Nothing may be dropped. Retype the whole listing exactly.

#### RECORDS SUPPLIED ####

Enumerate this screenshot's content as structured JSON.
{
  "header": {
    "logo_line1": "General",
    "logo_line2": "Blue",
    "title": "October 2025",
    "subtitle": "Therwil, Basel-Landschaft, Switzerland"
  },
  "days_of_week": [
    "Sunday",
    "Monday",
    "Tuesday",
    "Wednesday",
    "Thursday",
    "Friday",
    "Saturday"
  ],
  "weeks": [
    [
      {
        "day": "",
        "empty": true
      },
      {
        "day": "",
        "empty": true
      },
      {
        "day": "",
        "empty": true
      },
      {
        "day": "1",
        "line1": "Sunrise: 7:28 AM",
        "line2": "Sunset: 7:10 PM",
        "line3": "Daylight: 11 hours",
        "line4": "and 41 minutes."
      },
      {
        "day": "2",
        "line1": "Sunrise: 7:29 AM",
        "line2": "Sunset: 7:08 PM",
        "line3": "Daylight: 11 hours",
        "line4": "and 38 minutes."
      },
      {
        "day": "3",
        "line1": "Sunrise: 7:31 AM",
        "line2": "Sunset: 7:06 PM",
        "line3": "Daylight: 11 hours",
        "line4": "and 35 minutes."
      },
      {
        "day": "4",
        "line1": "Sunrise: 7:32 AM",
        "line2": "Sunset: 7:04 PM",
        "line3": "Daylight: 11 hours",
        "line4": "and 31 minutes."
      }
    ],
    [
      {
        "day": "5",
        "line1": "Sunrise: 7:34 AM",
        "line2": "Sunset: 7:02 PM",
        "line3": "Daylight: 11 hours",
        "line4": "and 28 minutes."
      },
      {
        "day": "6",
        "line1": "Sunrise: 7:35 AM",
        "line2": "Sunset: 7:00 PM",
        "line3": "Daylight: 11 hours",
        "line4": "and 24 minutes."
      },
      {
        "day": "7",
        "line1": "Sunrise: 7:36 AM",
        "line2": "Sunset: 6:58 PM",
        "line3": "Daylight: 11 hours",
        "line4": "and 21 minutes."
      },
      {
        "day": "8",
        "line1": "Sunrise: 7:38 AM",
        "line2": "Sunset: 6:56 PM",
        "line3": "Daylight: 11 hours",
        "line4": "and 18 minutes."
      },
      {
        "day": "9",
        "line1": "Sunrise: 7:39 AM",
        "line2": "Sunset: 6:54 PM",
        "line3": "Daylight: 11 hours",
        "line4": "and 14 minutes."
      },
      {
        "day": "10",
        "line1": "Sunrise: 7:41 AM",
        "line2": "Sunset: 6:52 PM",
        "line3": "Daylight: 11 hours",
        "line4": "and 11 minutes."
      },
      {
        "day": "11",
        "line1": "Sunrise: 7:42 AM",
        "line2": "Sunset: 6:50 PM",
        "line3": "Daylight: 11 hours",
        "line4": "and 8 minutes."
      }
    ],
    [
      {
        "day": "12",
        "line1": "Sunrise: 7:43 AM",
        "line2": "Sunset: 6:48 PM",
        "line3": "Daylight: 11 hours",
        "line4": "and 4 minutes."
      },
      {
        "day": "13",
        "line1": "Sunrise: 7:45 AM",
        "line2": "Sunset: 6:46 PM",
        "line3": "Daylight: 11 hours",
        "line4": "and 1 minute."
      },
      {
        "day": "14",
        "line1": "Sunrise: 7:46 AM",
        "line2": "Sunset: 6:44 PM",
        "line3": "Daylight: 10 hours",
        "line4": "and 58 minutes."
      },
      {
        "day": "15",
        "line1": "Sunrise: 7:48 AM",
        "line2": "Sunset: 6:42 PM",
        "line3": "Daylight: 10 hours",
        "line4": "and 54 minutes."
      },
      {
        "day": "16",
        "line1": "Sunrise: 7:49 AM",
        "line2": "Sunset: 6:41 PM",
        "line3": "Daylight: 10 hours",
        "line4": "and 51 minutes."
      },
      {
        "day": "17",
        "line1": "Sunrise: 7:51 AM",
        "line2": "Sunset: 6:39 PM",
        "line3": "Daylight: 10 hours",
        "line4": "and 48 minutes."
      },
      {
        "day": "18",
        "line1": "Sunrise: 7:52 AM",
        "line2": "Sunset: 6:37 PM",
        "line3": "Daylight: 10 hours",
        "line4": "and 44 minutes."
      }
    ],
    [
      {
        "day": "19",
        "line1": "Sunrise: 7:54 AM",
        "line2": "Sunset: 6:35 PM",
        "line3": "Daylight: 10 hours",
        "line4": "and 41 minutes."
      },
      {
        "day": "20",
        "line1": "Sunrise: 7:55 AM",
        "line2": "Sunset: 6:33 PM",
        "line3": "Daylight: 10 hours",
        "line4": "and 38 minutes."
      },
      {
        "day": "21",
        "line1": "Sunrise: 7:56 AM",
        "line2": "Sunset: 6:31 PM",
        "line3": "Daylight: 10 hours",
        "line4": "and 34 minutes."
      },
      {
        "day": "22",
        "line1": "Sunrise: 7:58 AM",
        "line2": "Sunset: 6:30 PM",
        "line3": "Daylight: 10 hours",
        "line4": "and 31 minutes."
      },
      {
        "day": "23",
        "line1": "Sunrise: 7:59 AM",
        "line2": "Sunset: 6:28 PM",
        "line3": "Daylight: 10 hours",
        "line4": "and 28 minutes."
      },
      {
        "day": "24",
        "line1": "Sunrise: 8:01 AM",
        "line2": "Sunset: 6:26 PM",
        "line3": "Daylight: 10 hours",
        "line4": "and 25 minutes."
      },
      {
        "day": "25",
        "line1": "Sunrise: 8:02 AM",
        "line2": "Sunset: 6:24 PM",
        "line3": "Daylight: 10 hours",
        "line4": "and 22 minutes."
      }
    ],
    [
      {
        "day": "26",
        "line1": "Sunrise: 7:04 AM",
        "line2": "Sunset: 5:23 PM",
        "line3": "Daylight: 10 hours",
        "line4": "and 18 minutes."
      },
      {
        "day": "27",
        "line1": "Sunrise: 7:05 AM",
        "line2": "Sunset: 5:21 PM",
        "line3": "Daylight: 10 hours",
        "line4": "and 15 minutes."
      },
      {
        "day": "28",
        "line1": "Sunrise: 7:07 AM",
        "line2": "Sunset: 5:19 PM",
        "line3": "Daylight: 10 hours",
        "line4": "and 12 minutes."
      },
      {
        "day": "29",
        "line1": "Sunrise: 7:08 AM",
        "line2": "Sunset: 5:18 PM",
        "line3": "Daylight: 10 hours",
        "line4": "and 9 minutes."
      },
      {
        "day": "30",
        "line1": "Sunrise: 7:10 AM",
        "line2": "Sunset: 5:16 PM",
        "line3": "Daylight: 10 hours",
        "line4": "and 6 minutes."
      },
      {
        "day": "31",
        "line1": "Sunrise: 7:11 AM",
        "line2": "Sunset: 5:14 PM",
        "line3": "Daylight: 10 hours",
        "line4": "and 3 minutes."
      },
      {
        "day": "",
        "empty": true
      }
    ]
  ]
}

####

SOLUTION BELOW ::
Enumerate this screenshot's content as structured JSON.
{
  "header": {
    "logo_line1": "General",
    "logo_line2": "Blue",
    "title": "October 2025",
    "subtitle": "Therwil, Basel-Landschaft, Switzerland"
  },
  "days_of_week": [
    "Sunday",
    "Monday",
    "Tuesday",
    "Wednesday",
    "Thursday",
    "Friday",
    "Saturday"
  ],
  "weeks": [
    [
      {
        "day": "",
        "empty": true
      },
      {
        "day": "",
        "empty": true
      },
      {
        "day": "",
        "empty": true
      },
      {
        "day": "1",
        "line1": "Sunrise: 7:28 AM",
        "line2": "Sunset: 7:10 PM",
        "line3": "Daylight: 11 hours",
        "line4": "and 41 minutes."
      },
      {
        "day": "2",
        "line1": "Sunrise: 7:29 AM",
        "line2": "Sunset: 7:08 PM",
        "line3": "Daylight: 11 hours",
        "line4": "and 38 minutes."
      },
      {
        "day": "3",
        "line1": "Sunrise: 7:31 AM",
        "line2": "Sunset: 7:06 PM",
        "line3": "Daylight: 11 hours",
        "line4": "and 35 minutes."
      },
      {
        "day": "4",
        "line1": "Sunrise: 7:32 AM",
        "line2": "Sunset: 7:04 PM",
        "line3": "Daylight: 11 hours",
        "line4": "and 31 minutes."
      }
    ],
    [
      {
        "day": "5",
        "line1": "Sunrise: 7:34 AM",
        "line2": "Sunset: 7:02 PM",
        "line3": "Daylight: 11 hours",
        "line4": "and 28 minutes."
      },
      {
        "day": "6",
        "line1": "Sunrise: 7:35 AM",
        "line2": "Sunset: 7:00 PM",
        "line3": "Daylight: 11 hours",
        "line4": "and 24 minutes."
      },
      {
        "day": "7",
        "line1": "Sunrise: 7:36 AM",
        "line2": "Sunset: 6:58 PM",
        "line3": "Daylight: 11 hours",
        "line4": "and 21 minutes."
      },
      {
        "day": "8",
        "line1": "Sunrise: 7:38 AM",
        "line2": "Sunset: 6:56 PM",
        "line3": "Daylight: 11 hours",
        "line4": "and 18 minutes."
      },
      {
        "day": "9",
        "line1": "Sunrise: 7:39 AM",
        "line2": "Sunset: 6:54 PM",
        "line3": "Daylight: 11 hours",
        "line4": "and 14 minutes."
      },
      {
        "day": "10",
        "line1": "Sunrise: 7:41 AM",
        "line2": "Sunset: 6:52 PM",
        "line3": "Daylight: 11 hours",
        "line4": "and 11 minutes."
      },
      {
        "day": "11",
        "line1": "Sunrise: 7:42 AM",
        "line2": "Sunset: 6:50 PM",
        "line3": "Daylight: 11 hours",
        "line4": "and 8 minutes."
      }
    ],
    [
      {
        "day": "12",
        "line1": "Sunrise: 7:43 AM",
        "line2": "Sunset: 6:48 PM",
        "line3": "Daylight: 11 hours",
        "line4": "and 4 minutes."
      },
      {
        "day": "13",
        "line1": "Sunrise: 7:45 AM",
        "line2": "Sunset: 6:46 PM",
        "line3": "Daylight: 11 hours",
        "line4": "and 1 minute."
      },
      {
        "day": "14",
        "line1": "Sunrise: 7:46 AM",
        "line2": "Sunset: 6:44 PM",
        "line3": "Daylight: 10 hours",
        "line4": "and 58 minutes."
      },
      {
        "day": "15",
        "line1": "Sunrise: 7:48 AM",
        "line2": "Sunset: 6:42 PM",
        "line3": "Daylight: 10 hours",
        "line4": "and 54 minutes."
      },
      {
        "day": "16",
        "line1": "Sunrise: 7:49 AM",
        "line2": "Sunset: 6:41 PM",
        "line3": "Daylight: 10 hours",
        "line4": "and 51 minutes."
      },
      {
        "day": "17",
        "line1": "Sunrise: 7:51 AM",
        "line2": "Sunset: 6:39 PM",
        "line3": "Daylight: 10 hours",
        "line4": "and 48 minutes."
      },
      {
        "day": "18",
        "line1": "Sunrise: 7:52 AM",
        "line2": "Sunset: 6:37 PM",
        "line3": "Daylight: 10 hours",
        "line4": "and 44 minutes."
      }
    ],
    [
      {
        "day": "19",
        "line1": "Sunrise: 7:54 AM",
        "line2": "Sunset: 6:35 PM",
        "line3": "Daylight: 10 hours",
        "line4": "and 41 minutes."
      },
      {
        "day": "20",
        "line1": "Sunrise: 7:55 AM",
        "line2": "Sunset: 6:33 PM",
        "line3": "Daylight: 10 hours",
        "line4": "and 38 minutes."
      },
      {
        "day": "21",
        "line1": "Sunrise: 7:56 AM",
        "line2": "Sunset: 6:31 PM",
        "line3": "Daylight: 10 hours",
        "line4": "and 34 minutes."
      },
      {
        "day": "22",
        "line1": "Sunrise: 7:58 AM",
        "line2": "Sunset: 6:30 PM",
        "line3": "Daylight: 10 hours",
        "line4": "and 31 minutes."
      },
      {
        "day": "23",
        "line1": "Sunrise: 7:59 AM",
        "line2": "Sunset: 6:28 PM",
        "line3": "Daylight: 10 hours",
        "line4": "and 28 minutes."
      },
      {
        "day": "24",
        "line1": "Sunrise: 8:01 AM",
        "line2": "Sunset: 6:26 PM",
        "line3": "Daylight: 10 hours",
        "line4": "and 25 minutes."
      },
      {
        "day": "25",
        "line1": "Sunrise: 8:02 AM",
        "line2": "Sunset: 6:24 PM",
        "line3": "Daylight: 10 hours",
        "line4": "and 22 minutes."
      }
    ],
    [
      {
        "day": "26",
        "line1": "Sunrise: 7:04 AM",
        "line2": "Sunset: 5:23 PM",
        "line3": "Daylight: 10 hours",
        "line4": "and 18 minutes."
      },
      {
        "day": "27",
        "line1": "Sunrise: 7:05 AM",
        "line2": "Sunset: 5:21 PM",
        "line3": "Daylight: 10 hours",
        "line4": "and 15 minutes."
      },
      {
        "day": "28",
        "line1": "Sunrise: 7:07 AM",
        "line2": "Sunset: 5:19 PM",
        "line3": "Daylight: 10 hours",
        "line4": "and 12 minutes."
      },
      {
        "day": "29",
        "line1": "Sunrise: 7:08 AM",
        "line2": "Sunset: 5:18 PM",
        "line3": "Daylight: 10 hours",
        "line4": "and 9 minutes."
      },
      {
        "day": "30",
        "line1": "Sunrise: 7:10 AM",
        "line2": "Sunset: 5:16 PM",
        "line3": "Daylight: 10 hours",
        "line4": "and 6 minutes."
      },
      {
        "day": "31",
        "line1": "Sunrise: 7:11 AM",
        "line2": "Sunset: 5:14 PM",
        "line3": "Daylight: 10 hours",
        "line4": "and 3 minutes."
      },
      {
        "day": "",
        "empty": true
      }
    ]
  ]
}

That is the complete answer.